500 Words: How We Met
All the washing on my clothesline was gone! I’d run all the way home from the train station in my high heels and work clothes, intent on grabbing all the washing off the line before the storm set in. But my washing wasn’t where it was supposed to be!We had only just arrived in the neighbourhood, my very new husband and I, having just bought our first house in the outer western suburbs of Sydney. Our neat two-bedroom weatherboard cottage was a street away from the train station, which we used to commute to our respective jobs. Mine in the city, my husband’s in a sprawling suburb at the foot of the Blue Mountains. While we’d been at work had we been the victims of a clothesline robbery? Were snow droppers the culprits?Puzzled, I made my way around to our back door. There, sitting on the top step under cover was my washing basket full of my clean wash. All neatly folded and stacked.”Looked like rain so I took ’em off the line for ya, luv,” announced a deep voice. Taken by surprise, I snapped my head up and around in the direction of the voice. There, hanging over the side paling fence was an elderly man with a very kindly face, olive skinned and weather beaten. I managed to squeak out a feeble “thankyou” and a tentative smile. My mind was racing ahead – this stranger had taken my washing off the line.
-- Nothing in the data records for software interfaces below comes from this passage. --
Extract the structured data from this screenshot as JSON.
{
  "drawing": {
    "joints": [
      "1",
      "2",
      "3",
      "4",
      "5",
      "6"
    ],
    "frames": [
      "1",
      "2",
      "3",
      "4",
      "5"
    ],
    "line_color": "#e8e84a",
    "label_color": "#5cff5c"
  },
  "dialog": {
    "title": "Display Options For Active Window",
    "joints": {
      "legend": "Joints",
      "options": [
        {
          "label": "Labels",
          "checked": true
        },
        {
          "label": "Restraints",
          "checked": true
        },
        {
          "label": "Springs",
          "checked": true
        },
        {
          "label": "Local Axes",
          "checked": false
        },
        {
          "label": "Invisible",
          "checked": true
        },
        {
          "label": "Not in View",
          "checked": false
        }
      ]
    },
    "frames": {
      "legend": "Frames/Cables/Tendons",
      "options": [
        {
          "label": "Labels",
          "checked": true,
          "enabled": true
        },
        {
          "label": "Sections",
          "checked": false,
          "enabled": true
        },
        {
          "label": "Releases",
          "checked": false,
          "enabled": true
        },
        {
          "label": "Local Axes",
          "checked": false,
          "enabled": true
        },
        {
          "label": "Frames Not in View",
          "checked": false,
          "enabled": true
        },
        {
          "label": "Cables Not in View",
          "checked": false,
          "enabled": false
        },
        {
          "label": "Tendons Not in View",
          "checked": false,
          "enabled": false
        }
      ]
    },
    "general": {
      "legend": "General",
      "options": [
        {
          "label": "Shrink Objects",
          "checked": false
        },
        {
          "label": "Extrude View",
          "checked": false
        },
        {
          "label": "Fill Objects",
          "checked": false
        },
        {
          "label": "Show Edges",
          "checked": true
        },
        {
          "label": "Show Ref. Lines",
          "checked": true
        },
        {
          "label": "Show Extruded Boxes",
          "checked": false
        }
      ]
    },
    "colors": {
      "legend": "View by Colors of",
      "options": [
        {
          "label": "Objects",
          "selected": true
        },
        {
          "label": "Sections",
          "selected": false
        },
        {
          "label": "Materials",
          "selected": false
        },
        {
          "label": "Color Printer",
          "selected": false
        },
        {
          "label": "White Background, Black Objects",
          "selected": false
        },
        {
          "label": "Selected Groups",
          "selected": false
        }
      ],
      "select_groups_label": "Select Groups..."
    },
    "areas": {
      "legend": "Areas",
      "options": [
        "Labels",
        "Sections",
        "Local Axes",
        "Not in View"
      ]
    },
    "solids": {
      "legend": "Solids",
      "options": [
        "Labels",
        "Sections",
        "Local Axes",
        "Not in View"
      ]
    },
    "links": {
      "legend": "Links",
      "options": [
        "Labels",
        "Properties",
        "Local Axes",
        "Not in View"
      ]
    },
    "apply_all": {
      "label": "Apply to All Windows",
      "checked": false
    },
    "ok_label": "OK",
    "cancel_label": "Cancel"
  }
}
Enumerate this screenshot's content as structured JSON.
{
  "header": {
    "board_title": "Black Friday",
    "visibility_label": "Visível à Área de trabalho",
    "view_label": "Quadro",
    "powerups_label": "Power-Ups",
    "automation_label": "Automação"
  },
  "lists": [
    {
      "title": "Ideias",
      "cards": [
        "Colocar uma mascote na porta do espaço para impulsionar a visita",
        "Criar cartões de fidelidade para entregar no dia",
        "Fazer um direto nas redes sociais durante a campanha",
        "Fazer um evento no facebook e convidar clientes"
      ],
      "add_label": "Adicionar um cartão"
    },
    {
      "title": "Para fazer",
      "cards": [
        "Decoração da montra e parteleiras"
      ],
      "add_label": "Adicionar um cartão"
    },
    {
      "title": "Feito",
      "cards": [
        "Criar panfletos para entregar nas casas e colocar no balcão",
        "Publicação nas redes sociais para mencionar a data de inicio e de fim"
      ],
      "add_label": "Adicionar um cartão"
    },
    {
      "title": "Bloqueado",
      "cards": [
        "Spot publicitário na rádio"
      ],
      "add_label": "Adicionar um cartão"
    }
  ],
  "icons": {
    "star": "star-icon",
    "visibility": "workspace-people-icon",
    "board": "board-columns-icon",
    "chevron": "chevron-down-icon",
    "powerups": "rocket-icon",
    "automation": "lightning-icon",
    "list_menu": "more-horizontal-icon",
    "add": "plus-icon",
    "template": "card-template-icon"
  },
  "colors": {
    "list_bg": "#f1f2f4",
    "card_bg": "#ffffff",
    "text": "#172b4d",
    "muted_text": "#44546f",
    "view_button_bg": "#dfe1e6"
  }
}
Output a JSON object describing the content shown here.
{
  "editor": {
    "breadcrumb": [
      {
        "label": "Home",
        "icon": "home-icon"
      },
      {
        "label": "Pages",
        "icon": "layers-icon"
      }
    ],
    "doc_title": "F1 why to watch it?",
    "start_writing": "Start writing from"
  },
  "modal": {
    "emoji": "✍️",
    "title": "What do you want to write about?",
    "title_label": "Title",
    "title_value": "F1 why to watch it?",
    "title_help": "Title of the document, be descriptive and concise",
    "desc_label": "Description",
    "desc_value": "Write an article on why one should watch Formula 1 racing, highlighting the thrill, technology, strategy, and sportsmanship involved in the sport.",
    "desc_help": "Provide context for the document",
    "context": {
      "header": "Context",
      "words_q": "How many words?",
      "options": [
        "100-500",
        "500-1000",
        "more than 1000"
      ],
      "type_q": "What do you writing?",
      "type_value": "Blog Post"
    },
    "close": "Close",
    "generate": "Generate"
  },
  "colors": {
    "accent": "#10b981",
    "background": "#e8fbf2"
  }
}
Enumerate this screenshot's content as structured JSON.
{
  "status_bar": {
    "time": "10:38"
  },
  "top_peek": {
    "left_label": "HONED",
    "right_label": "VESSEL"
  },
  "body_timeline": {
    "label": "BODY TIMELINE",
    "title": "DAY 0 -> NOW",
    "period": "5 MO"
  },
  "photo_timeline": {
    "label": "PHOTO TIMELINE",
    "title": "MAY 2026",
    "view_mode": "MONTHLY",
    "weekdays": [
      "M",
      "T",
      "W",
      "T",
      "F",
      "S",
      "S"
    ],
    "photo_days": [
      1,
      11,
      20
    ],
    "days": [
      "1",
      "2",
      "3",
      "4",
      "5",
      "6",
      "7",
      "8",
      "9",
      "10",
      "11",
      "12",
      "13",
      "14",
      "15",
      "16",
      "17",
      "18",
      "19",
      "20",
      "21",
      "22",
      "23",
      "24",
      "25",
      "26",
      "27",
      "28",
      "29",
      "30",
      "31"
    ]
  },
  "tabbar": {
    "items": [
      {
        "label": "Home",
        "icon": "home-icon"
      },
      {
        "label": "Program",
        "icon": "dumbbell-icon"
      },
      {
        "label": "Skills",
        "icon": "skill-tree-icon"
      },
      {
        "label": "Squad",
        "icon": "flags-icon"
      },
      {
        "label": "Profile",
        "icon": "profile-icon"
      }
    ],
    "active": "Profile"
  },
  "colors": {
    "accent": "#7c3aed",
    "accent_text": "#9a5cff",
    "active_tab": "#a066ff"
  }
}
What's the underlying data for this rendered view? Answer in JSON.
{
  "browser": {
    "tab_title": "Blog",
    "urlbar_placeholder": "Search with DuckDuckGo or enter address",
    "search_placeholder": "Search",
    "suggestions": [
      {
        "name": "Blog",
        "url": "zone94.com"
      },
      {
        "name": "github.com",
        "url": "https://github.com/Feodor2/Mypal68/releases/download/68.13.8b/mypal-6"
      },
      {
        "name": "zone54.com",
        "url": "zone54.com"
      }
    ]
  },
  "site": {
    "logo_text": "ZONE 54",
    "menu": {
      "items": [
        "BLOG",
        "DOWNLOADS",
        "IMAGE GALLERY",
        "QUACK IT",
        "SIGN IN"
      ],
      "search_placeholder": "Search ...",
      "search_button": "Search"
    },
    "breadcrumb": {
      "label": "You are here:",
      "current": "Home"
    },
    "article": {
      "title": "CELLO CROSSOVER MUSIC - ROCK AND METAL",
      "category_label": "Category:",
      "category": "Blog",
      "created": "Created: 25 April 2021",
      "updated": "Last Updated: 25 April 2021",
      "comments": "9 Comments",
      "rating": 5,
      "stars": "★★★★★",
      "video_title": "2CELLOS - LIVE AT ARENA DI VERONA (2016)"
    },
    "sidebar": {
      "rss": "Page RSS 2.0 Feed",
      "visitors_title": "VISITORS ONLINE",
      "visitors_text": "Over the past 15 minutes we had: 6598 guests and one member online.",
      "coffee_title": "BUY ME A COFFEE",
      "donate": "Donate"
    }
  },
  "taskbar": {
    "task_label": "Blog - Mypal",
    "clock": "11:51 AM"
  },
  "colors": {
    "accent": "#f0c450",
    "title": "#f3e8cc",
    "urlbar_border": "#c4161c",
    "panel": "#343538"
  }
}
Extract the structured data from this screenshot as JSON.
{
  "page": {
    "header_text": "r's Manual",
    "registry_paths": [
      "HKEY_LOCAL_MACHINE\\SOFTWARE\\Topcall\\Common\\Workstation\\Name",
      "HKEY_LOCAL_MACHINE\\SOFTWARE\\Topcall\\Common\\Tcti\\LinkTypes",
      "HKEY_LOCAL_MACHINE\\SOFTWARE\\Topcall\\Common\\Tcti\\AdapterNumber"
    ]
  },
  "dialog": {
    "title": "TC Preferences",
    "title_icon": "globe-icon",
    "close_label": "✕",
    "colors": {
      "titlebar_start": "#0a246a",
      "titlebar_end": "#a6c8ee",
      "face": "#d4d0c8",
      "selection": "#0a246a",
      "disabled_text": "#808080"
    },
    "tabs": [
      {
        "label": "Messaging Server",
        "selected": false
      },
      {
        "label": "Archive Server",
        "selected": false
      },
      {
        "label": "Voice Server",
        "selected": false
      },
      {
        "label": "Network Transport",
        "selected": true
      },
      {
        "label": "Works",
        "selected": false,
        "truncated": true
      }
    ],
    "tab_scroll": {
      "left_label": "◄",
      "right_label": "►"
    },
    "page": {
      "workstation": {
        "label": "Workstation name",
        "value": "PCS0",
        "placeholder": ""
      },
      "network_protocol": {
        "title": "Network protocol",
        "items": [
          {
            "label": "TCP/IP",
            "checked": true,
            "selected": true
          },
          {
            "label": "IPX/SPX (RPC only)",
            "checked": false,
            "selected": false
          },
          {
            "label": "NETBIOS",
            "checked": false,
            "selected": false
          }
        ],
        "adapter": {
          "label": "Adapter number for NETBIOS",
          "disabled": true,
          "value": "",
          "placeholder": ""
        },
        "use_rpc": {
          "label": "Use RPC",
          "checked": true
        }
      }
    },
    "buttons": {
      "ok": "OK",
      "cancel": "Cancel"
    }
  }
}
Washing that included my undies and bras and other bits and pieces. I was feeling a bit embarrassed.”My name’s Norm, by the way. The wife’s Glad, short for Gladys.” I told him about myself and my husband and thanked him for his help. “No worries, luv,” he said, getting down from the fence, “any time.”Norm and Gladys were wonderful neighbours to us over the years. We had lovely conversations over the back fence and shared a laugh or gossip in our front yards. Norm had lots of stories about his youth and growing up in the country. We enjoyed his tales immensely. If we ever needed anything or any help, Norm and Glad were always there.When my husband fell from the roof via the rotten rungs of an old extension ladder, Norm was the person I yelled for and ran to for help. Once we’d made sure my husband was okay, Norm brought us both a very hot mug of tea laced with lots of sugar and whiskey, “for the shock”. He also disposed of the ladder.We found great comfort in having Norm and Gladys as our neighbours. Just knowing they were right next door was reassuring. After that first meeting, Norm often got my washing off the line. But before I put it out, I always hung my freshly washed underwear on a clotheshorse in our bathroom, just in case of rain!